After comments during the last town council meeting - when at least one speaker questioned the move - town staff changed the rules to broaden the definition of “church.” Instead of just allowing Christian churches to exceed the regulations, it says that any “building [used] for public worship of any denomination” may do so.
This would mean that mosques could have rising minarets or Buddhists could build a tall pagoda. In fact, any “traditional, denominational religious building” can build an appurtenance, or something that sticks up above the normal roofline. “These changes would address any concerns that any specific religion is being favored over another religion,” the ordinance says.
I’d accept that the town council believes this, but it might behoove the town council to obtain the services a lawyer who understands constitutional law because Town Attorney Susan Baker, who approved the above, just isn’t good enough.
“I think establishment of religion is when one religion is promoted over another or when one religion is given special treatment,” Baker said. The new ordinance “doesn’t favor one practice over another.”
Privileging all religions over everyone is also against the constitution — the Supreme Court made this clear in the case of Boerne v. Flores.
Marc Froehlich said the problem wasn’t that it favored Christianity, but that it favored religions in general. He said he felt that the ordinance violated the establishment clause of the First Amendment, “and we in America clearly don’t do that.”

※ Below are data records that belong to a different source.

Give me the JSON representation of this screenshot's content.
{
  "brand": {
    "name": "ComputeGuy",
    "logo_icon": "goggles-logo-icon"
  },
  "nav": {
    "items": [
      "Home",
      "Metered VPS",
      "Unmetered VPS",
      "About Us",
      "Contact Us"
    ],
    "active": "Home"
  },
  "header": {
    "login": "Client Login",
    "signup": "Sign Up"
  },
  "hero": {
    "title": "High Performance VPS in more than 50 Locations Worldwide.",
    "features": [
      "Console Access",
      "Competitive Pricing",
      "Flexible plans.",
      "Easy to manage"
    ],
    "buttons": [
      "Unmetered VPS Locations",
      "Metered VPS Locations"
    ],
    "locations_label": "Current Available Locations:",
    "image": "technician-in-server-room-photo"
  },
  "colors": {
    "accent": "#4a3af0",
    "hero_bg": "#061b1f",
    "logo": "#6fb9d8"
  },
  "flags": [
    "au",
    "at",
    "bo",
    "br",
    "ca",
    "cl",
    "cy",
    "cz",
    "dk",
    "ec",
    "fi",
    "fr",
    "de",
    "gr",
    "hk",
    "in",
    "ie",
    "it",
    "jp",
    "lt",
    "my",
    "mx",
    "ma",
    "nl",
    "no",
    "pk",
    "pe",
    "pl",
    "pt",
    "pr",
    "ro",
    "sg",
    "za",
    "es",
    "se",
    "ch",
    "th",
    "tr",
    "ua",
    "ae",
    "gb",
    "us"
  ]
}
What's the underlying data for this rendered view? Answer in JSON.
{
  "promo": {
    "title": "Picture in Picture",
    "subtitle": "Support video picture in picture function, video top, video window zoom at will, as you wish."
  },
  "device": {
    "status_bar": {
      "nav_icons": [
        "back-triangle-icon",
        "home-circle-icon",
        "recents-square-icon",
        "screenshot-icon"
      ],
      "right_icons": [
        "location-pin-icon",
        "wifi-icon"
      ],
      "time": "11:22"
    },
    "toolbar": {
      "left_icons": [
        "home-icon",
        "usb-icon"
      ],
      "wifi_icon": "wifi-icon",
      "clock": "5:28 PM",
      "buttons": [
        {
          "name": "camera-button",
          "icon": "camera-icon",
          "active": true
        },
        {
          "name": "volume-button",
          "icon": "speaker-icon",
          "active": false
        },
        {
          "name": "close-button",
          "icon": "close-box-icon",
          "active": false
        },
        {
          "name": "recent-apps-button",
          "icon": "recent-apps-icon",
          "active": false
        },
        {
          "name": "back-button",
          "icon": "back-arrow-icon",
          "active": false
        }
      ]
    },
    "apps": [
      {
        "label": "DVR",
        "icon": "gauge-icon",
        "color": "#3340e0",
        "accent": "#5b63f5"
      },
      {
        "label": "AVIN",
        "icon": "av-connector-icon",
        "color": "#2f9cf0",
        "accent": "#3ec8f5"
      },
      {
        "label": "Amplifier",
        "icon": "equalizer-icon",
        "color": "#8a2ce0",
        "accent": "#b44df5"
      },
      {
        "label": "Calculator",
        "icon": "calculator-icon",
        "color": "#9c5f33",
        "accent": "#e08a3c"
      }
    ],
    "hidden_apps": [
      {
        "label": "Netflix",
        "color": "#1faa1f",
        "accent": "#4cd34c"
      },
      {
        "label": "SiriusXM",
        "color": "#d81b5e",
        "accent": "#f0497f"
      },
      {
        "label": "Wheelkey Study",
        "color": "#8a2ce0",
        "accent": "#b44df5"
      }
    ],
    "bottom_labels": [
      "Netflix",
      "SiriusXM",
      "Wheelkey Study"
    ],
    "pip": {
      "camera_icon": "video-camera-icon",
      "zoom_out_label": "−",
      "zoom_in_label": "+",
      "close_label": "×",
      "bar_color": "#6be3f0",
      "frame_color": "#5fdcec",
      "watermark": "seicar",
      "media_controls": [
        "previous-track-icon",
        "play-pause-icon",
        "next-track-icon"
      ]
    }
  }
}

Council member Andrea Benda voted against the rule. “It’s allowing people who practice organized religion to have more benefits than people who don’t,” she said. She said it would be better to allow every building, regardless of its use, to build towers.
Froelich and Benda seem to have been the only two sensible people involved in this case.
George Greenbank, the architect who designed the Alpine Chapel, warned of opening the floodgates too wide. “A lot of people building private residences in town would love to have a tower,” he said.
In other words, Greenbank was cautioning people to be careful to only exempt houses of worship from general zoning laws so that not everyone would have a chance to build towers? What happened to the principle of the equal protection of the laws? Since when did religious organizations obtain a special, privileged status that puts them above the law in ways that the rest of us can’t enjoy?
If I lived in Telluride, I’d apply to build a tower above the restricted height and, when denied, I’d challenge it in court — a blanket zoning exemption that exists solely for religious groups is an unconstitutional privileging of religion that simply can’t survive constitutional scrutiny. If there is any justice in the world, the town will then deduct the legal costs of defending the absurd exemption from the salaries of all those who voted for it as well as from the salary of Susan Baker.
Separation of Church & State:
- Separation of Church and State 101
- Secularism 101
- What is the Separation of Church and State?
- Religion's Place in the Public Square
- Myths About Church/State Separation
- Church and State News
- Church & State Polls
Christian & Religious Privilege: